    This is the first time that I have heard about a kitchen altar. You have given me something new to consider. Thank you. ***Cindy***

  • “both my mom and grandmother had kitchen witches” I think you mean “altars”?

    +1 for the garlic, though, love it and will cook with three entire bulbs or so in an hour or so…

  • Amy Meert

    A kitchen witch is like a little witch doll on a broomstick that you keep in the kitchen. The kitchen witch is supposed to ward against cooking mistakes and other mishaps in the kitchen. Sometimes they’re made out of corn husks, sometimes they’re made of cloth with little painted or stitched faces. Check it out on google.

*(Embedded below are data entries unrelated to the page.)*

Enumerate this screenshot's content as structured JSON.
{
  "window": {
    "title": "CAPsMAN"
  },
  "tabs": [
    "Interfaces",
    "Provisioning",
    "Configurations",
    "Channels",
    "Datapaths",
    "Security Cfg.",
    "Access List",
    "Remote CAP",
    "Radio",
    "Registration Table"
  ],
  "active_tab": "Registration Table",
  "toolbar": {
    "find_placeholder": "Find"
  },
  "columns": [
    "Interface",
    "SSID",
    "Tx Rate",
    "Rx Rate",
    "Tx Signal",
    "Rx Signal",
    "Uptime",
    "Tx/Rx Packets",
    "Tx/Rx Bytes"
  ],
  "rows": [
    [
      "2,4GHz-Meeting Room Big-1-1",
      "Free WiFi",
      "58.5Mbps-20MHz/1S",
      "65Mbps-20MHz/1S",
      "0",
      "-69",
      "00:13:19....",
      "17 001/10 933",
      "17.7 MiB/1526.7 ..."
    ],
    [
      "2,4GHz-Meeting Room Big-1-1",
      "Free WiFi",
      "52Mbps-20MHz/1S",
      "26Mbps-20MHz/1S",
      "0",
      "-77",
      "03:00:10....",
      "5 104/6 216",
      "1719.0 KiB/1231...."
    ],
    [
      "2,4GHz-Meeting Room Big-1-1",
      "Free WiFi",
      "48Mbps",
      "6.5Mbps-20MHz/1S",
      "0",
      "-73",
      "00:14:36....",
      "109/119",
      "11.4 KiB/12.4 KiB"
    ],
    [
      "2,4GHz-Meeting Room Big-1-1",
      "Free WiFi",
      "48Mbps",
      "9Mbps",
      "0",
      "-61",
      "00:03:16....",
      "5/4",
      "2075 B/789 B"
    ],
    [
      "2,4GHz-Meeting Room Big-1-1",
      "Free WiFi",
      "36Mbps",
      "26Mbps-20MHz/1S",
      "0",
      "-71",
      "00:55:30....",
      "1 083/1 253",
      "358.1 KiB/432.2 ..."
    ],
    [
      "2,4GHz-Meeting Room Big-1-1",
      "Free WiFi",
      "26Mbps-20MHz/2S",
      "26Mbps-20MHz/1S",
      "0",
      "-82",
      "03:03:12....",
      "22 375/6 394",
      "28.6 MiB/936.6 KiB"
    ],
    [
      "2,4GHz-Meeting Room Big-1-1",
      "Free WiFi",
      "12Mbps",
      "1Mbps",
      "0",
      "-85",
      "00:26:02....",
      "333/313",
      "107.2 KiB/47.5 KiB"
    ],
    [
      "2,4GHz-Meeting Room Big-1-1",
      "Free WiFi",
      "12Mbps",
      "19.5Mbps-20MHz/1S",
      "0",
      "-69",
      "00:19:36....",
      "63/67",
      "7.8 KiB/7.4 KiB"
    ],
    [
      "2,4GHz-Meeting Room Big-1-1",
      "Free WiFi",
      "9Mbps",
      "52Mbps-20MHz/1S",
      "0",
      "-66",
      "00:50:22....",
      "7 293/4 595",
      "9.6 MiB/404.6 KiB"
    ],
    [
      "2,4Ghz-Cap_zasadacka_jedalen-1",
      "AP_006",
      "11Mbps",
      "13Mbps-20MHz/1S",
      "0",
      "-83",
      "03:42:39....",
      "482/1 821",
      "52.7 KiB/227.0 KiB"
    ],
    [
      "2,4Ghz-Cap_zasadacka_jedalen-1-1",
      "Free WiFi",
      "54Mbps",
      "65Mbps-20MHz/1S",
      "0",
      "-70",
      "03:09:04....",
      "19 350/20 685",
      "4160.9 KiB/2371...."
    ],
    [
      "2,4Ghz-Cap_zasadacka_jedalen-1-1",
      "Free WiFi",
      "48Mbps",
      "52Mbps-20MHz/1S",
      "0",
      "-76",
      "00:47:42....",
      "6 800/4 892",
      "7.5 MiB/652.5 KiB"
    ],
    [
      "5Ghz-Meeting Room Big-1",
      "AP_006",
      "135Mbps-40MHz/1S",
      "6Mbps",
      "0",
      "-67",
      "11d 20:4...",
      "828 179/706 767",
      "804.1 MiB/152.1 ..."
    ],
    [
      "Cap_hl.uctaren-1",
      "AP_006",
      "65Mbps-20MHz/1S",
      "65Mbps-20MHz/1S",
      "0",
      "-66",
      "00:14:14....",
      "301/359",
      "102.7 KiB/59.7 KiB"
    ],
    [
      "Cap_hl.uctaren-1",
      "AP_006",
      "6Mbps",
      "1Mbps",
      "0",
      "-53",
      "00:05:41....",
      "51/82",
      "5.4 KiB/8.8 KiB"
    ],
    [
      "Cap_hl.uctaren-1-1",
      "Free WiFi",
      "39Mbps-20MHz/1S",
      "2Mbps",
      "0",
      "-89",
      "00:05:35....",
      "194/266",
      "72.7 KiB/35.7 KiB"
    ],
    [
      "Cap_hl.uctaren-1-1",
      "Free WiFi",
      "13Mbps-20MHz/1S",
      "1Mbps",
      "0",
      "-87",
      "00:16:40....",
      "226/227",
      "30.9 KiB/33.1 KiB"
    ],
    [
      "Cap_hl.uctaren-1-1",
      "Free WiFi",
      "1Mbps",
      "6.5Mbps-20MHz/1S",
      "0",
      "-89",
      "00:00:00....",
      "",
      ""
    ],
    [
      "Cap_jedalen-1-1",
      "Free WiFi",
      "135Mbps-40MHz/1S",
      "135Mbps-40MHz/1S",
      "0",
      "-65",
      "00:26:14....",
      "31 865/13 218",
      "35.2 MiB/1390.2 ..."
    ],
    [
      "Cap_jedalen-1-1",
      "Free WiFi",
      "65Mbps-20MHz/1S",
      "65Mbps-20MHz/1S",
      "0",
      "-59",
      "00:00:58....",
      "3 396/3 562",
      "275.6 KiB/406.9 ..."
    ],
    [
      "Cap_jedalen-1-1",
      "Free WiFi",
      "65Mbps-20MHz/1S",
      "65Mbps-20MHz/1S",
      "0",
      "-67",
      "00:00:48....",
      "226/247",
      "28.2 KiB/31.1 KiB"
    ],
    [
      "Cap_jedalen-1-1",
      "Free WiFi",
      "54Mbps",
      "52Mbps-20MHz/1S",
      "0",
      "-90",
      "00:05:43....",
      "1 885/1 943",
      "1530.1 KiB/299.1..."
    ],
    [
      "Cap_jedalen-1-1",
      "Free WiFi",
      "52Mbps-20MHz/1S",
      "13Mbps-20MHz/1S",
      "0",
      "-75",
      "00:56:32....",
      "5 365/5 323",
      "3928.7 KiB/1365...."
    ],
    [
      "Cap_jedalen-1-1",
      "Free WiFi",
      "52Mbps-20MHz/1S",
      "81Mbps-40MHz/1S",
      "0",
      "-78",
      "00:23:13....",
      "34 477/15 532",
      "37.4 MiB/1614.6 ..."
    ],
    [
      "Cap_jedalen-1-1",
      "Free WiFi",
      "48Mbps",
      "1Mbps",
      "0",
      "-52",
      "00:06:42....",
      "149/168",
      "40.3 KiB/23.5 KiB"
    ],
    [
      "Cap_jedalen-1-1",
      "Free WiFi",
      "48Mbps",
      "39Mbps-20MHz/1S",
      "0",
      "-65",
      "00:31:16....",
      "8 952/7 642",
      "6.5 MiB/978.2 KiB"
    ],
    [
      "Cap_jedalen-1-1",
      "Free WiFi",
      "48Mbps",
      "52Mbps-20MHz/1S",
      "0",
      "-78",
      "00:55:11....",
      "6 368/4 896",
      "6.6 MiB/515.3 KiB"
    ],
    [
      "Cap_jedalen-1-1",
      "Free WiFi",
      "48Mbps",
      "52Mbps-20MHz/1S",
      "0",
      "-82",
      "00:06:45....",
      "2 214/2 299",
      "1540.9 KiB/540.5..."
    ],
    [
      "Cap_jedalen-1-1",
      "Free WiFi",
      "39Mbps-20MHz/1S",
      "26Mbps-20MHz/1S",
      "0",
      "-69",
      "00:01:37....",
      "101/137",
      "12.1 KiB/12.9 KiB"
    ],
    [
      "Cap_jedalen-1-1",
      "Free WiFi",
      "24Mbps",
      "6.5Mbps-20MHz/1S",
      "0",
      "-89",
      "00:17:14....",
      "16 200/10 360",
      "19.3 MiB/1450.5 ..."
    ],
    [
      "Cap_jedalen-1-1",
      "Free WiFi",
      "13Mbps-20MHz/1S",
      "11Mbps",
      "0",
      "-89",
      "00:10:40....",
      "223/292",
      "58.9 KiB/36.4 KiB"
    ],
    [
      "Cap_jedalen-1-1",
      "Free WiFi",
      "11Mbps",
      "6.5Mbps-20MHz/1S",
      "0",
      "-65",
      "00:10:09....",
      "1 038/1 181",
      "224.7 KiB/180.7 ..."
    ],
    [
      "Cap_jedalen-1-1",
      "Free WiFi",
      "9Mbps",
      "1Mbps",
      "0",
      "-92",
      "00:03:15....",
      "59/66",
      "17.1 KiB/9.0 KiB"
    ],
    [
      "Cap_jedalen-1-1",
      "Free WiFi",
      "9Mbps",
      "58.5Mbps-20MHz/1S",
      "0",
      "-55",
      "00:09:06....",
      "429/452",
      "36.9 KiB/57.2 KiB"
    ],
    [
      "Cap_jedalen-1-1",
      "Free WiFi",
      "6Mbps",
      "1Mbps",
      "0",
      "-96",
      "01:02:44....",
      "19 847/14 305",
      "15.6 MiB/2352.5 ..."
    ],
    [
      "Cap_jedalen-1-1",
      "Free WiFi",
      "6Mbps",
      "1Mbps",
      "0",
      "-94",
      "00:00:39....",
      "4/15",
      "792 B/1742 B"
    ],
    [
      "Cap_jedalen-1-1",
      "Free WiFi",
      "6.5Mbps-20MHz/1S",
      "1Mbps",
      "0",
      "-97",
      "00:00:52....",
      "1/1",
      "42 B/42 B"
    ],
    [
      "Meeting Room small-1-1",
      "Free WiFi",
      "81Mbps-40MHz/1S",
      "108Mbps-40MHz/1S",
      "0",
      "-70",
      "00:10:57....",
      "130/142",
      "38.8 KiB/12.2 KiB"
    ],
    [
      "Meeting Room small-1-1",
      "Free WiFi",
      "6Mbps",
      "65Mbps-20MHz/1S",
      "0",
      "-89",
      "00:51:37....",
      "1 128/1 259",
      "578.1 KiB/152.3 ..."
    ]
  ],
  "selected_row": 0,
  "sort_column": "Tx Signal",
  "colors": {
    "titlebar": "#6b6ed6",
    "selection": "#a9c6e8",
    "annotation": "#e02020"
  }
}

  • Oh indeed, these seem to be part of folk culture in parts of Germany: https://www.dregeno.de/figuren/mehr/kuechenhexe-auf-besen-geschnitzt-zum-haengen-25058

    As this surprised me during reading, maybe the wording in the article could be updated, at least by a footnote reference or something?

    Turned out to become four entire bulbs of garlic, by the way. But my guests *loved* it!

  • turtlewoman1039

    Looks like a charming idea –

  • Lisa Wagoner

    Thanks for letting me know, Cindy! Send me a photo when you get yours done.

  • bonmots

    No, kitchen witches are usually a decoration, and altars are a specific place. A kitchen witch can certainly be part of the altar, however! They were usually hung up somewhere. With you on the garlic! So beneficial for your health as well.

  • bonmots

    Thanks! Do you have one?

  • bonmots

    A footnote about kitchen witches? Not sure I understand.